May 29, 2016
Petersburg female activists have staged the performance Walk to call for a humane attitude towards women involved in the sex industry, the prosecution of pimps, and the decriminalization of prostitutes themselves.
Wearing dresses pasted over with advertising flyers for brothels, and sporting painted bruises and black eyes, the five female performers were marched by a “pimp” through downtown Petersburg.
The young women bore placards on their backs featuring such quotations from real interviews with prostitutes as “I have always been raped, now I’m getting raped for money,” and “We are not human beings to them.”
On Arts Square, the young women slipped away from the supervision of their “pimp.” They turned their placards arounds, revealing the inscriptions “Not a commodity,” “Not a thing,” “Not a criminal,” “Not a slave,” and “Human being.”
At this point, the other performers, depicting prosperous citizens who have a contemptuous attitude towards prostitutes and their problems, shouted angrily at the young women and pelted them with dirt.
Rapes, beatings, fear, constant threats to their lives, no protection from law enforcement, a lack of medical care, and endless public scorn: these are the real lives hidden by brightly colored flyers advertising “Masha,” “Sevinch,” “Girls,” “Relaxation,” and “Massages.”
Prostitutes lead closed and stigmatized lives. Our prosperous society is irritated more by the flyers and ads that disfigure our beautiful city than by the slavery and human trafficking occurring behind its disfigured façades.
The recent raid by “defender of morals” Vyacheslav Datsik has returned the subject of sexual slavery, which society and the media persist in calling “sex work” to the public discourse and underscored the fact that society has no sympathy for these women. It only feels contempt for them. If Datsik had forced any other women to walk naked down the street, everyone would have been up in arms. But prostitutes are not people. No one cares about their misfortunes.
Datsik has even seemed like a savior to many people, because he liberated the residents of a building from a brothel. And indeed, although brothels operate outside the law, politicians and policemen are also involved in the profitable business of selling women.
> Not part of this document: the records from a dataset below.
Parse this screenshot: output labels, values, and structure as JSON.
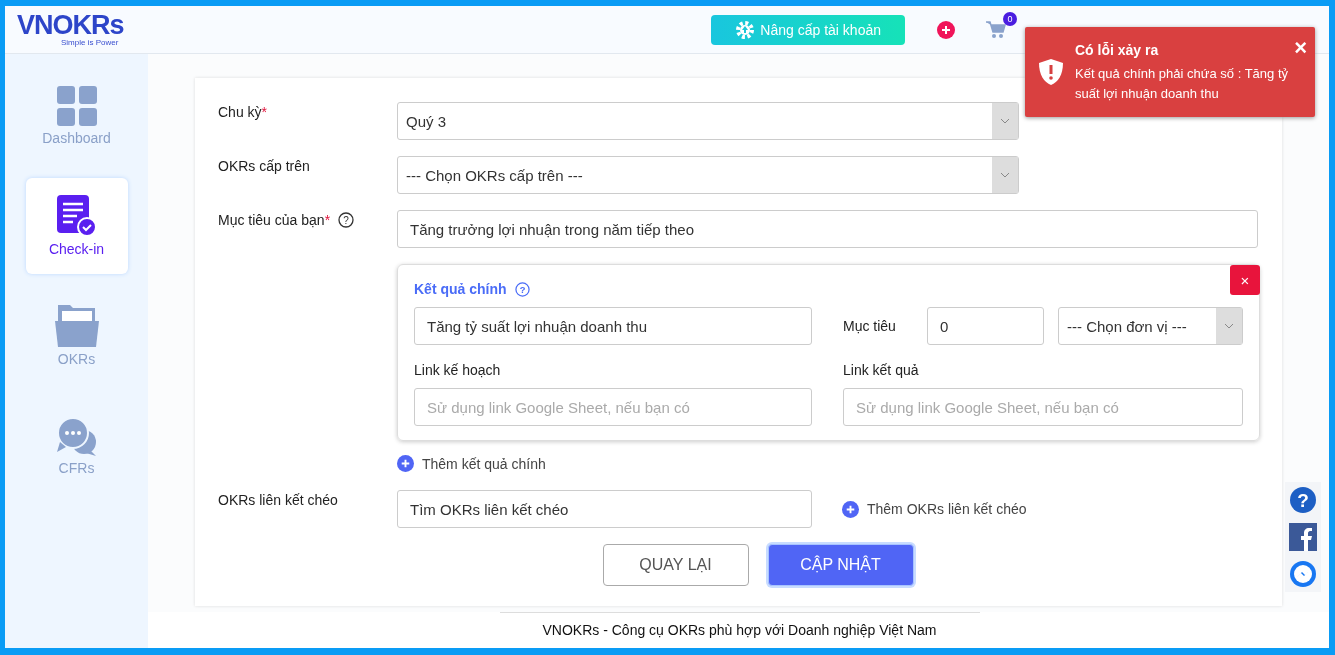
{
  "header": {
    "logo_text": "VNOKRs",
    "logo_tagline": "Simple is Power",
    "upgrade_button": "Nâng cấp tài khoản",
    "cart_badge": "0"
  },
  "sidebar": {
    "items": [
      {
        "label": "Dashboard",
        "kind": "dashboard",
        "selected": false
      },
      {
        "label": "Check-in",
        "kind": "checkin",
        "selected": true
      },
      {
        "label": "OKRs",
        "kind": "okrs",
        "selected": false
      },
      {
        "label": "CFRs",
        "kind": "cfrs",
        "selected": false
      }
    ]
  },
  "form": {
    "cycle": {
      "label": "Chu kỳ",
      "required_mark": "*",
      "value": "Quý 3"
    },
    "parent_okrs": {
      "label": "OKRs cấp trên",
      "value": "--- Chọn OKRs cấp trên ---"
    },
    "objective": {
      "label": "Mục tiêu của bạn",
      "required_mark": "*",
      "help_icon": "?",
      "value": "Tăng trưởng lợi nhuận trong năm tiếp theo"
    },
    "key_result": {
      "title": "Kết quả chính",
      "help_icon": "?",
      "value": "Tăng tỷ suất lợi nhuận doanh thu",
      "target_label": "Mục tiêu",
      "target_value": "0",
      "unit_value": "--- Chọn đơn vị ---",
      "plan_link_label": "Link kế hoạch",
      "plan_link_placeholder": "Sử dụng link Google Sheet, nếu bạn có",
      "result_link_label": "Link kết quả",
      "result_link_placeholder": "Sử dụng link Google Sheet, nếu bạn có",
      "close_button": "×"
    },
    "add_key_result": "Thêm kết quả chính",
    "cross_links": {
      "label": "OKRs liên kết chéo",
      "placeholder": "Tìm OKRs liên kết chéo",
      "add": "Thêm OKRs liên kết chéo"
    },
    "buttons": [
      {
        "label": "QUAY LẠI",
        "kind": "secondary"
      },
      {
        "label": "CẬP NHẬT",
        "kind": "primary"
      }
    ]
  },
  "help_button": "?",
  "footer": "VNOKRs - Công cụ OKRs phù hợp với Doanh nghiệp Việt Nam",
  "toast": {
    "title": "Có lỗi xảy ra",
    "message": "Kết quả chính phải chứa số : Tăng tỷ suất lợi nhuận doanh thu",
    "close": "×"
  }
}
So complaints against brothels filed by ordinary people are ignored and drown in bureaucratic rigmarole. However, a new brothel will open to replace the one Datsik, allegedly, shut down. And it will be that way until there is the political will to denounce and prosecute the people who trick and force women into slavery and sell their customers the right to violence. People should realize that the last thing they should do is blame the prostitutes themselves. They should stop seeing these women as criminals.
Pay attention to the slaves who live invisibly in our midst. And don’t call them “workers.” But do call them human beings.
Translated by the Russian Reader. For more on this subject, see my post “Let’s (Not) Talk about Sex,” from December 2014.